Referendum II is in the air. We’re all pent up with excitement, but – as with Brexit – we don’t have a date yet. It could happen very soon, and it could just as easily be years and years away. We can be fearful about all this or think reasonably about it.
Tempus fugit. Yes, it does. Time is marching on. It has been two years since the independence referendum; the famous ’14 we’ll all recount to our grand-wains, and already the country is reaching boiling point again over the issue of a rerun. Alex Salmond reminding us that it’s not for Westminster to decide when we go to the polls only adds to the growing sense of uncertainty around whether or not we’ll actually get another crack at the whip. People in the independence movement are worried, and, to be honest, in my darker moments, I too worry. Lately I have developed a recurring dream where I’m auld(er) and facing the reaper, and saying ruefully: “I’m sorry Scotland.” Will we really live to see Indy Ref mark two?

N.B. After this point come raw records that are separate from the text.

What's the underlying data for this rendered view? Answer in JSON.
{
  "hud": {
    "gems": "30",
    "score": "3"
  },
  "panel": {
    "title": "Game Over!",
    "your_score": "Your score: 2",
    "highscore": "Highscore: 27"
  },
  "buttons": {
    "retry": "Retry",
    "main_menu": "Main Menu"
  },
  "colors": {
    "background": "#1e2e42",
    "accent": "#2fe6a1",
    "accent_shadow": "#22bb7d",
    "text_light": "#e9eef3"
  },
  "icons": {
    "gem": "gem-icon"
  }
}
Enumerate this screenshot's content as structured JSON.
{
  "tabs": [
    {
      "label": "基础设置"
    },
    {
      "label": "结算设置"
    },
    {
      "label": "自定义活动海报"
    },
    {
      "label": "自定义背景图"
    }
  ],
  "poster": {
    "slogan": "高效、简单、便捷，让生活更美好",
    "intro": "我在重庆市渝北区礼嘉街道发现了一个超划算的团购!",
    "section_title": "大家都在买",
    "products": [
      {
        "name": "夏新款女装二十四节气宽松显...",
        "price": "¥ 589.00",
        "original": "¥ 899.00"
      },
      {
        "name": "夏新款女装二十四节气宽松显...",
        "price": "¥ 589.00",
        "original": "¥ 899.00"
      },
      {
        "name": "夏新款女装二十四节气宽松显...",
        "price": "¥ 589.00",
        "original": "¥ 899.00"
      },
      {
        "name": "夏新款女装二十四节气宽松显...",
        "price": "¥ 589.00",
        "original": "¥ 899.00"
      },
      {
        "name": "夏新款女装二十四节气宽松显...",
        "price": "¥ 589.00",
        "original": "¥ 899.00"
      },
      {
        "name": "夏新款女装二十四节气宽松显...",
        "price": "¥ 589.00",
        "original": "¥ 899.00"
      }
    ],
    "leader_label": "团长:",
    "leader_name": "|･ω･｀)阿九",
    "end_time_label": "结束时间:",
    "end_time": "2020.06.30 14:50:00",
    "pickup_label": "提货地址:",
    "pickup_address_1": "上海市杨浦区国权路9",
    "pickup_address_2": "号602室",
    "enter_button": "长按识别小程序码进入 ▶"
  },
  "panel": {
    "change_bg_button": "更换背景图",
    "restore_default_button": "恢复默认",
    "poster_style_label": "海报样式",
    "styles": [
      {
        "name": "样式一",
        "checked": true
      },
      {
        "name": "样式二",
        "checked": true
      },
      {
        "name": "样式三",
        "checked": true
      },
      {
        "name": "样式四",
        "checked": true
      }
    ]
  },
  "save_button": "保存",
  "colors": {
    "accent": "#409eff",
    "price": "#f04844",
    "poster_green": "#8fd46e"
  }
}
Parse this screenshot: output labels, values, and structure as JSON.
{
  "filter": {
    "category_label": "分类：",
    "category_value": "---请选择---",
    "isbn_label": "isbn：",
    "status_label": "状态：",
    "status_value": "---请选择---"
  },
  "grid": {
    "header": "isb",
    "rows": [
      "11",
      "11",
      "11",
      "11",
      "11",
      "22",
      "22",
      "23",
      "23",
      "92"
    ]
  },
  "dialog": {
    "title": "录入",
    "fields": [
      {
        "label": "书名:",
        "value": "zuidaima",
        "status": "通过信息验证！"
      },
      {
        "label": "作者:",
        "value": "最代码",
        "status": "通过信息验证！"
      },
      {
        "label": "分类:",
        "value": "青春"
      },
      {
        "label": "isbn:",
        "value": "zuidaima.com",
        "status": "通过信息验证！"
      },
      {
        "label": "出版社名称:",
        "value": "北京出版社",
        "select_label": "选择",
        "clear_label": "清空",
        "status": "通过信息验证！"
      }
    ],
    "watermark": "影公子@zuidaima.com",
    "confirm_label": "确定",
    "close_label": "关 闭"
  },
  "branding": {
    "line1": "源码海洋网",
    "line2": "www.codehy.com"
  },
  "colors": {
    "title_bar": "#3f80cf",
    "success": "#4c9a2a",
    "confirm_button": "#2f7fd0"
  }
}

Aside from our irrational fears and nightmares, reason dictates that we will see another referendum, and before too long. The truth of the matter is that Scotland’s social and political life has reached an impasse – we are sitting on the point where either it happens and we gain our independence or we are forced to remain stuck where we are indefinitely. Only the former option is a possibility, because – and keeping with the slightly morbid tone with which I have begun – the majority of those who voted No last time round are dying off. Every cohort of the Scottish population under 65 voted Yes in the last referendum, and the polls conducted since have shown support for independence in these younger age groups to have grown. Unless the unionists can find a cure for aging fast, their game is up.
Sunday Times poll: "When should another independence referendum be held?" 54% say within 2-3 years 48% would currently vote Yes #indyref2—
Alasdair (@Alasdair91) September 18, 2016
Since the 1970s the British establishment has acknowledged that the moment the Scottish National Party gained a majority of Scotland’s Westminster seats it will have lost Scotland to the union. Well, the SNP now have 56 of those 59 seats – that’s a 95% majority. In Holyrood, with its PR system, the SNP went from 44% of the popular vote in 2011 to 46.5% in the 2016 election (and still managed to lose a seat). In December 2013 membership of the SNP stood at a modest 25,000, but in the immediate aftermath of the September 2014 referendum it leapt to a whopping 75,000 – making it the third largest political party in the United Kingdom. In the two years since its membership has almost doubled, with the figure standing at about 121,000 party members.
Regardless of whether we manage to secure another independence referendum before the end of the Brexit negotiations (date to be decided) or not, that Scotland voted so differently to England and Wales underlines the simple truth that we are no longer “a union.” We may well be historically legally bound to one another, but the facts on the ground show quite clearly that we have grown apart, and there is no going back on this now. Our parliamentary system in Edinburgh is designed to give greater voice to minority opinion, and so the Tories and Scottish Labour have a good number of seats between them, but the sheer mathematics of the last election make it clear that these are indeed minority opinions. Scotland has changed, and irrevocably so.
Minority leaders the likes of Davidson and Dugdale of course will stamp their increasingly irrelevant feet and scream that the SNP and its constitutional debate is stopping the country from moving on. The problem with this nonsense is that the mood for independence in Scotland has long since transcended the National Party. Wholesale defection from Scottish Labour to the Yes Scotland campaign in the 2014 referendum, and the fact that most Yes voters were not SNP members illustrate that this mood is a movement that far outweighs any one political party. Yes, we are stuck, but not for the reasons the minority imagine.
We are stuck, and will remain stuck on the constitutional question, until we secure independence. Neither Westminster nor Holyrood can allow this impasse to become perpetual, and so – before too long – we will see one of three things: Westminster’s “approval” for another referendum, Scotland having one without that approval, or a simple declaration of independence. As London isn’t in the mood for more humiliation it will most likely grant Scotland’s wish before Brexit is done and dusted. Europe will help with this.